Activity | From the entries below, count the lines holding the word "JSON" and give nothing but the number.

(Material for the task begins)

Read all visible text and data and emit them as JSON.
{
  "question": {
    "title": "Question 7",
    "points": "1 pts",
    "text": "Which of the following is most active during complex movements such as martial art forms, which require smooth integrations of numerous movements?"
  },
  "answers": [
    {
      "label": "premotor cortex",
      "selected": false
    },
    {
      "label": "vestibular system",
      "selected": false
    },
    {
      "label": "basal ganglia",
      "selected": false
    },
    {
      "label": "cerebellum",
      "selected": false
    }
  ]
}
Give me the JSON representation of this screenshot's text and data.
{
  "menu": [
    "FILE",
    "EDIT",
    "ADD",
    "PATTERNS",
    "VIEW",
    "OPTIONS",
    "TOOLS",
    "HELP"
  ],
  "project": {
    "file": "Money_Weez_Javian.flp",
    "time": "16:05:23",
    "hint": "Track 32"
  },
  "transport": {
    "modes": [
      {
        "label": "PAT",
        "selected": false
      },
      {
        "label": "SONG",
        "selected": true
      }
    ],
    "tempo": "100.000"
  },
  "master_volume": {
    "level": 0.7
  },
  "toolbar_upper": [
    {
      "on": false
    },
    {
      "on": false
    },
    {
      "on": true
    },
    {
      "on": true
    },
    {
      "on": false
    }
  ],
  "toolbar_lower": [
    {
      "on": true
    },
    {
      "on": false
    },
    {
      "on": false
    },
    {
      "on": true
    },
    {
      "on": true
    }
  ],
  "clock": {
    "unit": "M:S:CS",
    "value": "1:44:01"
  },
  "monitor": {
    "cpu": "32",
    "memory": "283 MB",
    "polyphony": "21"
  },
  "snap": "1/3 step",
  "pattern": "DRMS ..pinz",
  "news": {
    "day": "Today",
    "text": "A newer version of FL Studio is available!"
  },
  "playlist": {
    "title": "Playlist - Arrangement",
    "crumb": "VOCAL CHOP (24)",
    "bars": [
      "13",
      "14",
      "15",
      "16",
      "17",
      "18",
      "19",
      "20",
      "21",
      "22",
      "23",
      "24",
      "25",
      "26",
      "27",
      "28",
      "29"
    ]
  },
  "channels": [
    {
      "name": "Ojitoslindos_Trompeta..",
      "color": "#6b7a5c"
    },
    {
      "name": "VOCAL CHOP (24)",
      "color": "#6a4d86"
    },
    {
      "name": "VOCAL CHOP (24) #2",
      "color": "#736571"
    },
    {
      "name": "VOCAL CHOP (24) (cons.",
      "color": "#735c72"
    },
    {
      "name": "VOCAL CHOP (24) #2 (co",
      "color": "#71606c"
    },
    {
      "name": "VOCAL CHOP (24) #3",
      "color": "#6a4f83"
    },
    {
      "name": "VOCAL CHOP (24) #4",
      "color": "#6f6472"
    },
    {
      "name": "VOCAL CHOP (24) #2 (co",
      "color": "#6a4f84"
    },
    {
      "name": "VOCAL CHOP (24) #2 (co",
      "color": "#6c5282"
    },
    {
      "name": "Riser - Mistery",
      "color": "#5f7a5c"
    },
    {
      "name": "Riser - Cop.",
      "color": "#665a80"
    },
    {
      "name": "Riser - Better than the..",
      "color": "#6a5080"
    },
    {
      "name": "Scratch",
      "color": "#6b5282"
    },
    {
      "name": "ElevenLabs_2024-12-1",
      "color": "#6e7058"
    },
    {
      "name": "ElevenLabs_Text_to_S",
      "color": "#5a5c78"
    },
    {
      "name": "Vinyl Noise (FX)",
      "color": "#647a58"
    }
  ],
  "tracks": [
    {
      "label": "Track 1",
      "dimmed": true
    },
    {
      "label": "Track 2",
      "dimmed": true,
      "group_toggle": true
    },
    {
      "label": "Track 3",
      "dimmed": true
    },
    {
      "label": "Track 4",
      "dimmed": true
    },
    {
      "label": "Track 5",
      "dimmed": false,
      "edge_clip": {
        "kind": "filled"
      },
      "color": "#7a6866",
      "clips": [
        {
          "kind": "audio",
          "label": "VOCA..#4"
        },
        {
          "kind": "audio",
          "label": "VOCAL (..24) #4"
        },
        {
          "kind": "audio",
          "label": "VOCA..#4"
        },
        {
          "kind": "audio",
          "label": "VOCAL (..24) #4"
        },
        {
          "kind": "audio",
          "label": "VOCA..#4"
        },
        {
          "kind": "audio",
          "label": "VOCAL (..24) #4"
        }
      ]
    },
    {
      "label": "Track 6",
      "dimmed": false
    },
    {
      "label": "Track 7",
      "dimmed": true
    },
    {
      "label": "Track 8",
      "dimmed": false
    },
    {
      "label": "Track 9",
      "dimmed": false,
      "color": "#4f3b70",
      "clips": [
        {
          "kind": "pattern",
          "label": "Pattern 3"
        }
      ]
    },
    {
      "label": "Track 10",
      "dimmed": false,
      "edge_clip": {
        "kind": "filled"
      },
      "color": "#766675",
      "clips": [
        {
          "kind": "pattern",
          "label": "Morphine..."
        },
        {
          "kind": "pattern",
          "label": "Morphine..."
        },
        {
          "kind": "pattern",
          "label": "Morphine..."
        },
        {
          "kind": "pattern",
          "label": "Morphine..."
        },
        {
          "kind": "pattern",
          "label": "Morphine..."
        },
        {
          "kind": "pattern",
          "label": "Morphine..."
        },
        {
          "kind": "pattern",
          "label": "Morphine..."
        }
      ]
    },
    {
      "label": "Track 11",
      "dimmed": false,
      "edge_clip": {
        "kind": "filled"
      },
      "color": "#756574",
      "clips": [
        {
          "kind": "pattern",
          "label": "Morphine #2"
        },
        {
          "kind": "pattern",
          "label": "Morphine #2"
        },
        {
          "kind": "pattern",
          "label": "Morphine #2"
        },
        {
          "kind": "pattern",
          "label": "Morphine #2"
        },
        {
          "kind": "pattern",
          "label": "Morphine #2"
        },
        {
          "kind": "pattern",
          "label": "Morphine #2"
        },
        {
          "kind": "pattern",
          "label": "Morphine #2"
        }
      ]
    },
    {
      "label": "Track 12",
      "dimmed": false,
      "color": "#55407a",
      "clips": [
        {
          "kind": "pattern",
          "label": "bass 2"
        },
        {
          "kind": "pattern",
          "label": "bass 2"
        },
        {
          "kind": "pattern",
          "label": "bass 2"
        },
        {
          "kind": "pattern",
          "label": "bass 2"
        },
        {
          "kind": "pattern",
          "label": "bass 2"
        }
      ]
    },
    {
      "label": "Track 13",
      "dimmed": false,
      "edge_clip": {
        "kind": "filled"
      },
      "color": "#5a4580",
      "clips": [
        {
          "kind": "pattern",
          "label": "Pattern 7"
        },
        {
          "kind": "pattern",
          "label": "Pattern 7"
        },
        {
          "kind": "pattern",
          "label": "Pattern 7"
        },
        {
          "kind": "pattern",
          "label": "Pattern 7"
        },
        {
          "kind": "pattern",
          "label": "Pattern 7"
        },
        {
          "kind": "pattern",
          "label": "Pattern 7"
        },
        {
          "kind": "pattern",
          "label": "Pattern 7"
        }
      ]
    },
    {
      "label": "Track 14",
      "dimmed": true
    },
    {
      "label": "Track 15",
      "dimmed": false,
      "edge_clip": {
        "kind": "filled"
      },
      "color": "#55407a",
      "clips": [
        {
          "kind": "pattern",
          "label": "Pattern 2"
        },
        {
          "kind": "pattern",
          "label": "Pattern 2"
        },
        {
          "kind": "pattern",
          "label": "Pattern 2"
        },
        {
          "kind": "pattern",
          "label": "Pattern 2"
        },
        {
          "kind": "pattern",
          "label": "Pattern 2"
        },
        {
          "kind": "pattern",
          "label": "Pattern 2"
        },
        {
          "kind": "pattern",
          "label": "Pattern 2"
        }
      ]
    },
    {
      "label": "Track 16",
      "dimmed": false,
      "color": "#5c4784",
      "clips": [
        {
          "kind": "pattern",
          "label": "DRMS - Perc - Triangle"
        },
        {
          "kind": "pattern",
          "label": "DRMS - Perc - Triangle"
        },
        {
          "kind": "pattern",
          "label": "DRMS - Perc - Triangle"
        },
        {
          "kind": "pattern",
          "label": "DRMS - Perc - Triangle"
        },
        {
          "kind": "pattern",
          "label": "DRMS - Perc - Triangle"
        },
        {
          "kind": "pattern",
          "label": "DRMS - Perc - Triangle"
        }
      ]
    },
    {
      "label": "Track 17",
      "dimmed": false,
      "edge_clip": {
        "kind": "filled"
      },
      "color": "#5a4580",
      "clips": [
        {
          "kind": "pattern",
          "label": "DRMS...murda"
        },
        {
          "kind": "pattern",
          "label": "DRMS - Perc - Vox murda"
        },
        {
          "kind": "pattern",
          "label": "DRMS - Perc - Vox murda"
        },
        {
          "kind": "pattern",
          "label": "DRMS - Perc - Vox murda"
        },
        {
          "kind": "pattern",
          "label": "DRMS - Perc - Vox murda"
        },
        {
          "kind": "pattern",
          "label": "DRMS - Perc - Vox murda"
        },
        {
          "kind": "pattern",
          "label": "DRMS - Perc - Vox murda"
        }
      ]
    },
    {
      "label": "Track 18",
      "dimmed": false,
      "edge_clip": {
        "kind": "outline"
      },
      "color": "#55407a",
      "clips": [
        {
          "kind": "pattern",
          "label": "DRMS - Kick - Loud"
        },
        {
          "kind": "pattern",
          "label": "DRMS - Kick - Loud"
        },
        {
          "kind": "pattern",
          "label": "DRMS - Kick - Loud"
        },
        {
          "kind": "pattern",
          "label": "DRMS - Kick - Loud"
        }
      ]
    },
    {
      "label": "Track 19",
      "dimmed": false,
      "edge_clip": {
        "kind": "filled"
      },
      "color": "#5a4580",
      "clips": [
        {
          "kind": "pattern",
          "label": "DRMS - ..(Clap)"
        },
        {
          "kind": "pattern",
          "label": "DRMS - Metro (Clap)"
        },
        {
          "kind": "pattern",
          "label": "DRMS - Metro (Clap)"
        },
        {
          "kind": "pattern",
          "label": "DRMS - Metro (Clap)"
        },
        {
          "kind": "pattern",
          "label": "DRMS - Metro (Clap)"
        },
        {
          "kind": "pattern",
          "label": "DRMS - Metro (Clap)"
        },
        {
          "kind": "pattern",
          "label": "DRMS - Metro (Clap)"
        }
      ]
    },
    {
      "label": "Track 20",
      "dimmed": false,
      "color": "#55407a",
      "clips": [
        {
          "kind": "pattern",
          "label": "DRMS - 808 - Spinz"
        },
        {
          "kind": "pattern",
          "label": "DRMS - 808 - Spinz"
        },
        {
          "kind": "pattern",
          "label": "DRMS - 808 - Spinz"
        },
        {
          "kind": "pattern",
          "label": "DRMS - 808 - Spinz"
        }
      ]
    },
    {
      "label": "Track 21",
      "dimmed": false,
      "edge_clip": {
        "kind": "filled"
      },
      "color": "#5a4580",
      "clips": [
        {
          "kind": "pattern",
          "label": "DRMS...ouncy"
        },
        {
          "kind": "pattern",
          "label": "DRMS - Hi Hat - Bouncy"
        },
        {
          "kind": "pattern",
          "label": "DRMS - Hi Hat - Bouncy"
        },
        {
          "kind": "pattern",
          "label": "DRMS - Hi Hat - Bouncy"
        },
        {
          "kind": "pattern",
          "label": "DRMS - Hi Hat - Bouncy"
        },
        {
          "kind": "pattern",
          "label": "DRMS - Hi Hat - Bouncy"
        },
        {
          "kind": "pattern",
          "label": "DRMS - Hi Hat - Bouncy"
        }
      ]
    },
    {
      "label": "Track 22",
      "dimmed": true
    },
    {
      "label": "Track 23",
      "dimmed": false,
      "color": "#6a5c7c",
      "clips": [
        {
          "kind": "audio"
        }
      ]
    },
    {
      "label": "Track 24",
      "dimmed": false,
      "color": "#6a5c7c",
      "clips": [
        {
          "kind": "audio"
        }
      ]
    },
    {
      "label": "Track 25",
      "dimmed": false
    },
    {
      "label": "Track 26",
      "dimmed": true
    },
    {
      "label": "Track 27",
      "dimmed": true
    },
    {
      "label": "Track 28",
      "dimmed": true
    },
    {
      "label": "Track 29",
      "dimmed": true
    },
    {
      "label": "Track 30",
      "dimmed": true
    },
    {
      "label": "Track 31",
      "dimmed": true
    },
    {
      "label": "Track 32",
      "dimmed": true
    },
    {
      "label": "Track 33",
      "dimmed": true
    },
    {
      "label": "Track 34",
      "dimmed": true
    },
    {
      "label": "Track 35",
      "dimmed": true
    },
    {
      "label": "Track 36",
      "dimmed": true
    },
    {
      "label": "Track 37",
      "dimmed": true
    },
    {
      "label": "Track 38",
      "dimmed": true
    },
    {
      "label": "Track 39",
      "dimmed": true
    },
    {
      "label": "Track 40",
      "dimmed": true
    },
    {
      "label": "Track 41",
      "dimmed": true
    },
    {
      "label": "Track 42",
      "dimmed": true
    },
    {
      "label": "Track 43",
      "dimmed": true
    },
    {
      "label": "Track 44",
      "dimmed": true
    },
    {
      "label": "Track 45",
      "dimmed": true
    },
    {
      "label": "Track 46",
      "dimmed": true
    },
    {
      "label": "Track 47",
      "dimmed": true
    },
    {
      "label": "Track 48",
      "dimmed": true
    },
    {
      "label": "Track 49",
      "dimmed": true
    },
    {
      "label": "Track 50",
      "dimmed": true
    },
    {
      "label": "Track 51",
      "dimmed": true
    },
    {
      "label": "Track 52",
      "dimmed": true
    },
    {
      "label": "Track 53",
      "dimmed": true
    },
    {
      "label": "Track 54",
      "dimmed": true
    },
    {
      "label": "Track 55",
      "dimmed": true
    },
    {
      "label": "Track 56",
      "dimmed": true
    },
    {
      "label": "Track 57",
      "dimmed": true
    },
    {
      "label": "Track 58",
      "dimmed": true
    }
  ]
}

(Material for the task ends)

Solved problem | 2